There are probably millions of species of butterflies and some of them are of course quite rare. But these ten are the rarest of them all and if you do manage to see one you should consider yourself very lucky indeed. While they are not the biggest, nor the worlds most unusual butterflies, nor are they the most beautiful, they are probably the most important ones we should learn about…
The High Brown Fritillary Butterfly (Scientific name: Argynnis adippe)
I personally spent years of my life trying to increase numbers of this butterfly at my local butterfly Conservation area, but to no avail. While I have of course seen one they are located in such small areas that the chances of seeing one are millions to one. This is also down to their small size making them even harder to see.

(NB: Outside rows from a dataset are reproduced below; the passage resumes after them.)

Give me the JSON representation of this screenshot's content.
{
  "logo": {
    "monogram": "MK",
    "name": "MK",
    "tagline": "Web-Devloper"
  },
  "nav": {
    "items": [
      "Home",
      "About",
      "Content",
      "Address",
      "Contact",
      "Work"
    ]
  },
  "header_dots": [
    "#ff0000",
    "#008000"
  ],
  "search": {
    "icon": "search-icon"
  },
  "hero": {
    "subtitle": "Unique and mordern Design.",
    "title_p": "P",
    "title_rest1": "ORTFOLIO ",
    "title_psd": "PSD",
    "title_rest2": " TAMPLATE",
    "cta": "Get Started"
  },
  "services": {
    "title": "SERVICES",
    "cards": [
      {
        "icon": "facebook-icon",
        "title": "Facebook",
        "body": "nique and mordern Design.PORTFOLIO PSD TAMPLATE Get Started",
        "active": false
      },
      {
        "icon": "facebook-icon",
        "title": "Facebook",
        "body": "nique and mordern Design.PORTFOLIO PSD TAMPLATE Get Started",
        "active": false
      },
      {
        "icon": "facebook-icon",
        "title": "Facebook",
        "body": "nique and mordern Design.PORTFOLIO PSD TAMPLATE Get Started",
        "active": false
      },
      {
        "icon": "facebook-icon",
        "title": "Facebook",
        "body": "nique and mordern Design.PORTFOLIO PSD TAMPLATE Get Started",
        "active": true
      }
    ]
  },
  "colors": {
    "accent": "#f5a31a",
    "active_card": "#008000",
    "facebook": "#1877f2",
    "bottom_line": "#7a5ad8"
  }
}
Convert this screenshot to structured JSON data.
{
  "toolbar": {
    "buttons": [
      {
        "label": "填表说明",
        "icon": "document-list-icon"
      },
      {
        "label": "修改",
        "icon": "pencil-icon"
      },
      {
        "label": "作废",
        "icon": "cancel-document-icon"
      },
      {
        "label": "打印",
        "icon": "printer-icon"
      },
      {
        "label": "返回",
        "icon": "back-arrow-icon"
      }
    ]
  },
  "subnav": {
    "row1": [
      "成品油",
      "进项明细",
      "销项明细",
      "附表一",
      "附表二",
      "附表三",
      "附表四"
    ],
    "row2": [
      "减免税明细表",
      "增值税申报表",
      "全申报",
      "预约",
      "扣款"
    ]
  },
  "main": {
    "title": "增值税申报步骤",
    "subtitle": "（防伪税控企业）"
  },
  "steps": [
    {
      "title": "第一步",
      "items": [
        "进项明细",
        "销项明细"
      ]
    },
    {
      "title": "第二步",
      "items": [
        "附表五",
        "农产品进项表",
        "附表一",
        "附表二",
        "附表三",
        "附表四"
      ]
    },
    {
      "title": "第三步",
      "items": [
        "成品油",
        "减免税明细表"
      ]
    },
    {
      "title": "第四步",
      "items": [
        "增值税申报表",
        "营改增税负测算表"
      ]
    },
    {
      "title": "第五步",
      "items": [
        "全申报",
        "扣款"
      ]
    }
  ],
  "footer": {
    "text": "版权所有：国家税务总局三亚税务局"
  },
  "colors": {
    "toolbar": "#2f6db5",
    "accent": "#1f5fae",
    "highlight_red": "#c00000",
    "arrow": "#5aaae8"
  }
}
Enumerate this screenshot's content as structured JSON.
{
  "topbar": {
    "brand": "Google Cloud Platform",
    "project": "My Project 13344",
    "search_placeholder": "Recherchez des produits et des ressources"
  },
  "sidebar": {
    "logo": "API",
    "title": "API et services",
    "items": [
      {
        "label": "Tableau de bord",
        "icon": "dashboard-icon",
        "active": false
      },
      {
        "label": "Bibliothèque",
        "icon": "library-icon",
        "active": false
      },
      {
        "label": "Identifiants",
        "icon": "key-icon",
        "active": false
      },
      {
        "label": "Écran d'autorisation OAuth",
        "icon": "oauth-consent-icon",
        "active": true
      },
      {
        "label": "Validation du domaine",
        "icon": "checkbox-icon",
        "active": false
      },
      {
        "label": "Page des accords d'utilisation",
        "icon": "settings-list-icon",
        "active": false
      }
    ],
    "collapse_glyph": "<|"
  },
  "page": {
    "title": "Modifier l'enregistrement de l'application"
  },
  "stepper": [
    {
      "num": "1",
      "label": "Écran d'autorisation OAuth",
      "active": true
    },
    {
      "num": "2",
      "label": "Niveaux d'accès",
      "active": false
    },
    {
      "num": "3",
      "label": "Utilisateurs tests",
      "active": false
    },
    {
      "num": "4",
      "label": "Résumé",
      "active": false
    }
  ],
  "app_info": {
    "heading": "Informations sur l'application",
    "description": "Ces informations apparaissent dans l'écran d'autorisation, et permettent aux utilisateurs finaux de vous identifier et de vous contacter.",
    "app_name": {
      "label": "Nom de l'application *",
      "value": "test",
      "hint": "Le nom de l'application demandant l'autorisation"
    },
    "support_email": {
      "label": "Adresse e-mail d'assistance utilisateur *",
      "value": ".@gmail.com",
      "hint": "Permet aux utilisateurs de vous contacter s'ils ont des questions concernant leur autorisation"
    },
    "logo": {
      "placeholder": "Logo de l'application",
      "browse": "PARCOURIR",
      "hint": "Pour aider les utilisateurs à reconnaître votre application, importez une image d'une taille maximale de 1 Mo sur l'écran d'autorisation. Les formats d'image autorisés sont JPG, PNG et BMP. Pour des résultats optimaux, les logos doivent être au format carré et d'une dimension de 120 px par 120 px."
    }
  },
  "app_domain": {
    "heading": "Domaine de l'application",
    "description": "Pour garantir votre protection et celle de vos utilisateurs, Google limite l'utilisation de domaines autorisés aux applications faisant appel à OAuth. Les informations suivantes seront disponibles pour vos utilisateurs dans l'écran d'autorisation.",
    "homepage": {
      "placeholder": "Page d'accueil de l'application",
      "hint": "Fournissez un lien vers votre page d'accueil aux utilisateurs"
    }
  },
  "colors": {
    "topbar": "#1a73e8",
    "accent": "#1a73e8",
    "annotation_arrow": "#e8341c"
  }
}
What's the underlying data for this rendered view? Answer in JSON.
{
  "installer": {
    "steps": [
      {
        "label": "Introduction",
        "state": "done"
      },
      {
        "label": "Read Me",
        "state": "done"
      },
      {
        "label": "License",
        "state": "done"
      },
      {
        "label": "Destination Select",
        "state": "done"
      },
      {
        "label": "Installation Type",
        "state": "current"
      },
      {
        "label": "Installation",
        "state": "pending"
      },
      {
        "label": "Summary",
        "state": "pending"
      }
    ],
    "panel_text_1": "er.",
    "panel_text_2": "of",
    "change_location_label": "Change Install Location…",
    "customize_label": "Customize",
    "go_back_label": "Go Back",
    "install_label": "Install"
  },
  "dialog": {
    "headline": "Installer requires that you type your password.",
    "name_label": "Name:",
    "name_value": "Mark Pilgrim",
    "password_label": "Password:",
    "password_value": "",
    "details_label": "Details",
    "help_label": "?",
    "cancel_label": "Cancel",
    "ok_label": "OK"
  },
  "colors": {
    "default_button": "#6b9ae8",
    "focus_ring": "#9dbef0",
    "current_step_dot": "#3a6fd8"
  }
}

The Grizzled Skipper Butterfly (Scientific name: Pyrgus malvae)
This species is so rare that for over 50 years it was thought to be extinct! But the good news is its numbers are now on the increase thanks to the National Trust and its efforts.
The California pipevine Swallowtail Butterfly (Scientific name: Battus philenor)
While I would like to say its increasing numbers are down to conservation efforts by a lot of people it is mostly down to one man called Tim Wong and his work with them. While its numbers are still rare his success raising them gives the species hope it never had before.
The Bhutan Glory Butterfly (Scientific name: Bhutanitis lidderdalii)
With its amazing tail, this is one of the most amazing butterflies of the swallowtail family, but sadly that also makes it one of the most collected and that has caused its numbers to drop drastically. While there are efforts to increase numbers it isn’t very much and could do with much more funding.
The Large Blue Butterfly (Scientific name: Phengaris arion)
This UK species is so rare that one man was actually jailed for collecting just 2 of them! While efforts to save this butterfly are on the rise it might be already too late for this once thought extinct species.
The Lange’s Metalmark Butterfly (Scientific name: Apodemia mormo langei)
This butterfly is rare not because of dwindling habitat or human intervention, but because it gets homesick! Found only in a small area of the Antioch Sand Dunes in California efforts to raise it elsewhere have failed and conservation of their species now takes place in their home turf.
The Tibetan Brimstone Butterfly (Scientific name: Gonepteryx amintha)
While numbers of this butterfly are hard to verify due to its colouring perfectly matching its environment it is thought to be the rarest butterfly in India and has only been seen a handful of times.
The Schaus Swallowtail Butterfly (Scientific name: Papilio aristodemus)
With numbers in the low hundreds, this butterfly is the rarest in Florida, USA and while there are some efforts to save them the increasing population and invasion of the Florida Keys is not in its favour.
The Island Marble Butterfly (Scientific name: Euchloe ausonides insulana)
There are new butterfly species found almost every day form all around the world, but when one is found in in a small patch of an island in Washington’s Puget Sound you know it is rare are rare can get and even though only one was found it was instantly put onto the endangered species list due to its unique markings.
The Miami Blue Butterfly (Scientific name: Cyclargus thomasi)
This might be the smallest butterfly on this list, but it is also the worlds rarest butterfly with numbers thought to be just in double digits (less than 100). The good news is there are several conservation areas set up all over the world to keep this little blue wonder from going extinct.